=== Section Start ===

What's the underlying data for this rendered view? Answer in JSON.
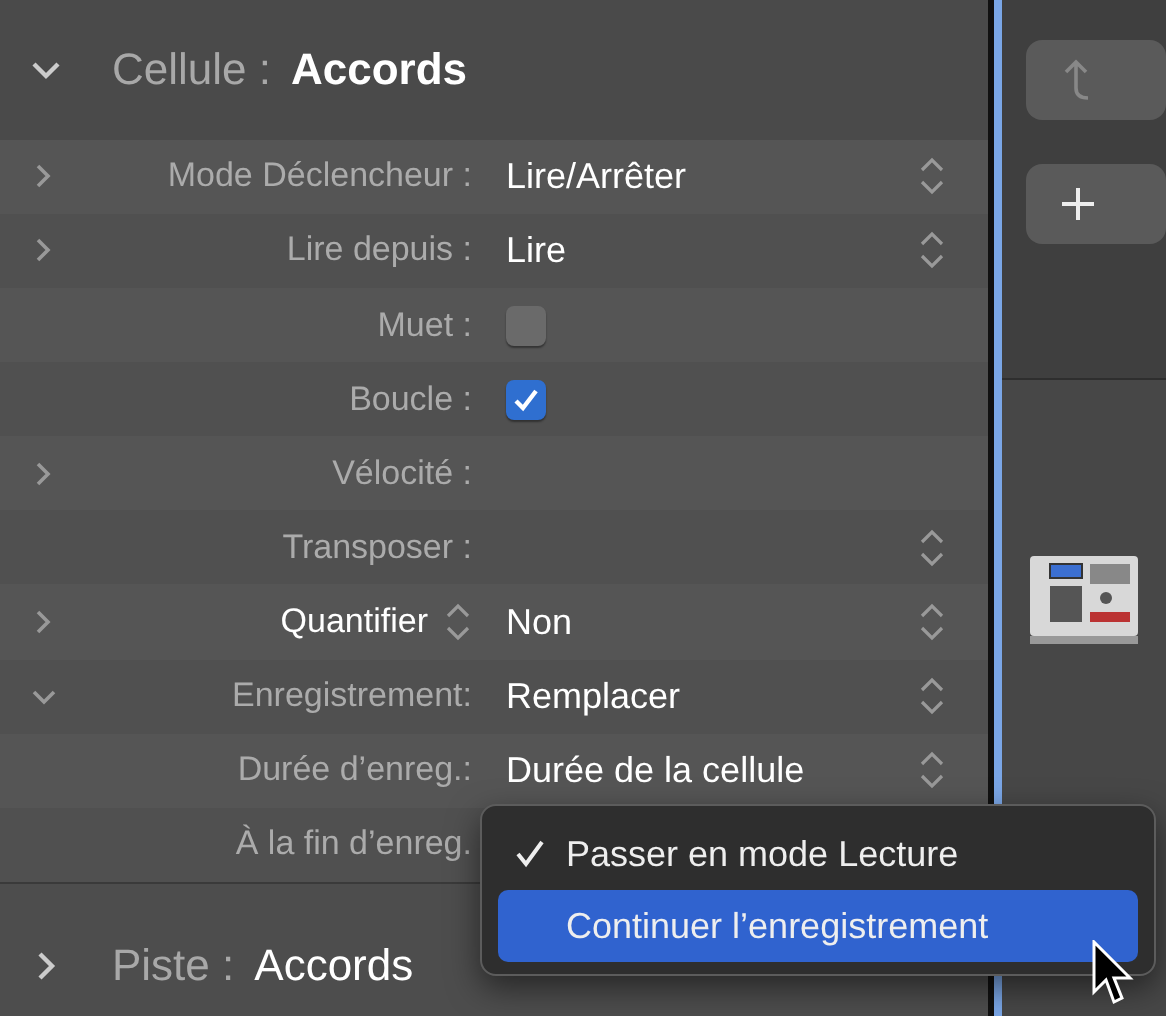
{
  "cell_header": {
    "expanded": true,
    "label": "Cellule :",
    "value": "Accords"
  },
  "rows": [
    {
      "kind": "popup",
      "expanded": false,
      "label": "Mode Déclencheur :",
      "value": "Lire/Arrêter"
    },
    {
      "kind": "popup",
      "expanded": false,
      "label": "Lire depuis :",
      "value": "Lire"
    },
    {
      "kind": "checkbox",
      "label": "Muet :",
      "checked": false
    },
    {
      "kind": "checkbox",
      "label": "Boucle :",
      "checked": true
    },
    {
      "kind": "plain",
      "expanded": false,
      "label": "Vélocité :"
    },
    {
      "kind": "stepper",
      "label": "Transposer :"
    },
    {
      "kind": "label_popup",
      "expanded": false,
      "label": "Quantifier",
      "value": "Non"
    },
    {
      "kind": "popup",
      "expanded": true,
      "label": "Enregistrement:",
      "value": "Remplacer"
    },
    {
      "kind": "popup",
      "label": "Durée d’enreg.:",
      "value": "Durée de la cellule"
    },
    {
      "kind": "plain",
      "label": "À la fin d’enreg."
    }
  ],
  "track_header": {
    "expanded": false,
    "label": "Piste :",
    "value": "Accords"
  },
  "popup_menu": [
    {
      "label": "Passer en mode Lecture",
      "checked": true,
      "selected": false
    },
    {
      "label": "Continuer l’enregistrement",
      "checked": false,
      "selected": true
    }
  ]
}
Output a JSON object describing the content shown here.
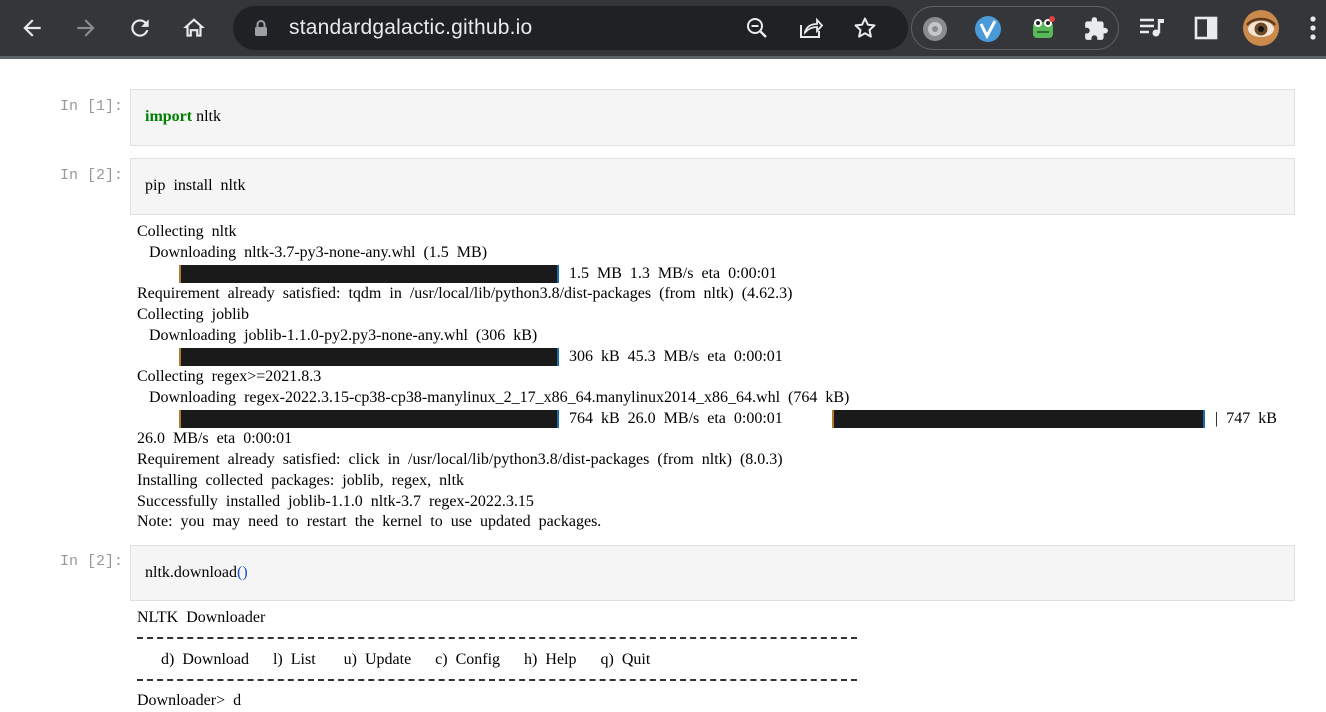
{
  "browser": {
    "url": "standardgalactic.github.io",
    "icons": {
      "back": "arrow-left-icon",
      "forward": "arrow-right-icon",
      "reload": "reload-icon",
      "home": "home-icon",
      "lock": "lock-icon",
      "zoom": "zoom-out-icon",
      "share": "share-icon",
      "bookmark": "star-icon",
      "extensions": "puzzle-icon",
      "media": "media-queue-icon",
      "sidepanel": "side-panel-icon",
      "profile": "profile-avatar",
      "menu": "kebab-menu-icon"
    }
  },
  "notebook": {
    "cells": [
      {
        "prompt": "In [1]:",
        "code_keyword": "import",
        "code_rest": " nltk"
      },
      {
        "prompt": "In [2]:",
        "code": "pip  install  nltk"
      },
      {
        "prompt": "In [2]:",
        "code_func": "nltk.download",
        "code_parens": "()"
      }
    ],
    "pip_output": {
      "l1": "Collecting  nltk",
      "l2": "   Downloading  nltk-3.7-py3-none-any.whl  (1.5  MB)",
      "l3": "1.5  MB  1.3  MB/s  eta  0:00:01",
      "l4": "Requirement  already  satisfied:  tqdm  in  /usr/local/lib/python3.8/dist-packages  (from  nltk)  (4.62.3)",
      "l5": "Collecting  joblib",
      "l6": "   Downloading  joblib-1.1.0-py2.py3-none-any.whl  (306  kB)",
      "l7": "306  kB  45.3  MB/s  eta  0:00:01",
      "l8": "Collecting  regex>=2021.8.3",
      "l9": "   Downloading  regex-2022.3.15-cp38-cp38-manylinux_2_17_x86_64.manylinux2014_x86_64.whl  (764  kB)",
      "l10a": "764  kB  26.0  MB/s  eta  0:00:01",
      "l10b": "|  747  kB",
      "l11": "26.0  MB/s  eta  0:00:01",
      "l12": "Requirement  already  satisfied:  click  in  /usr/local/lib/python3.8/dist-packages  (from  nltk)  (8.0.3)",
      "l13": "Installing  collected  packages:  joblib,  regex,  nltk",
      "l14": "Successfully  installed  joblib-1.1.0  nltk-3.7  regex-2022.3.15",
      "l15": "Note:  you  may  need  to  restart  the  kernel  to  use  updated  packages."
    },
    "downloader_output": {
      "title": "NLTK  Downloader",
      "menu": "      d)  Download      l)  List       u)  Update      c)  Config      h)  Help      q)  Quit",
      "prompt": "Downloader>  d"
    }
  }
}
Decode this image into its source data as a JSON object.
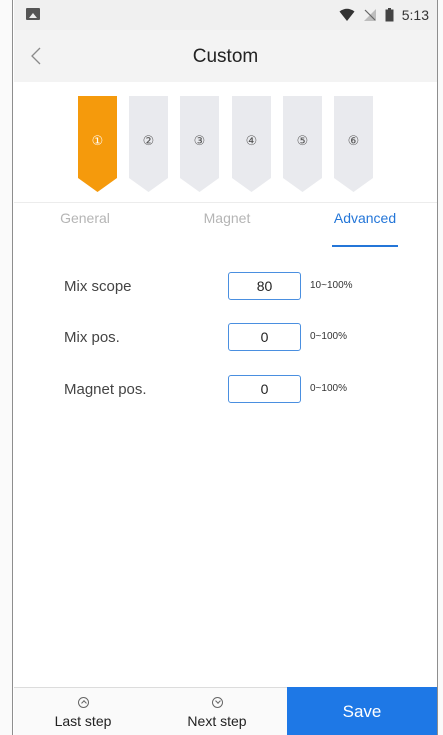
{
  "status_bar": {
    "time": "5:13",
    "icons": [
      "image-icon",
      "wifi-icon",
      "no-signal-icon",
      "battery-icon"
    ]
  },
  "header": {
    "back_icon": "chevron-left-icon",
    "title": "Custom"
  },
  "steps": [
    {
      "label": "①",
      "active": true
    },
    {
      "label": "②",
      "active": false
    },
    {
      "label": "③",
      "active": false
    },
    {
      "label": "④",
      "active": false
    },
    {
      "label": "⑤",
      "active": false
    },
    {
      "label": "⑥",
      "active": false
    }
  ],
  "tabs": [
    {
      "label": "General",
      "active": false
    },
    {
      "label": "Magnet",
      "active": false
    },
    {
      "label": "Advanced",
      "active": true
    }
  ],
  "form": {
    "fields": [
      {
        "label": "Mix scope",
        "value": "80",
        "range": "10~100%"
      },
      {
        "label": "Mix pos.",
        "value": "0",
        "range": "0~100%"
      },
      {
        "label": "Magnet pos.",
        "value": "0",
        "range": "0~100%"
      }
    ]
  },
  "footer": {
    "last_step": "Last step",
    "next_step": "Next step",
    "save": "Save"
  },
  "colors": {
    "accent": "#2476d8",
    "active_step": "#f59a0c",
    "inactive_step": "#e9eaee",
    "save_button": "#1e78e6"
  }
}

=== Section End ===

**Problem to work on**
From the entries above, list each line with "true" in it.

**Task solution**
    "expanded": true,
      "checked": true
      "expanded": true,
      "checked": true,
      "selected": true
      "active": true
      "active": true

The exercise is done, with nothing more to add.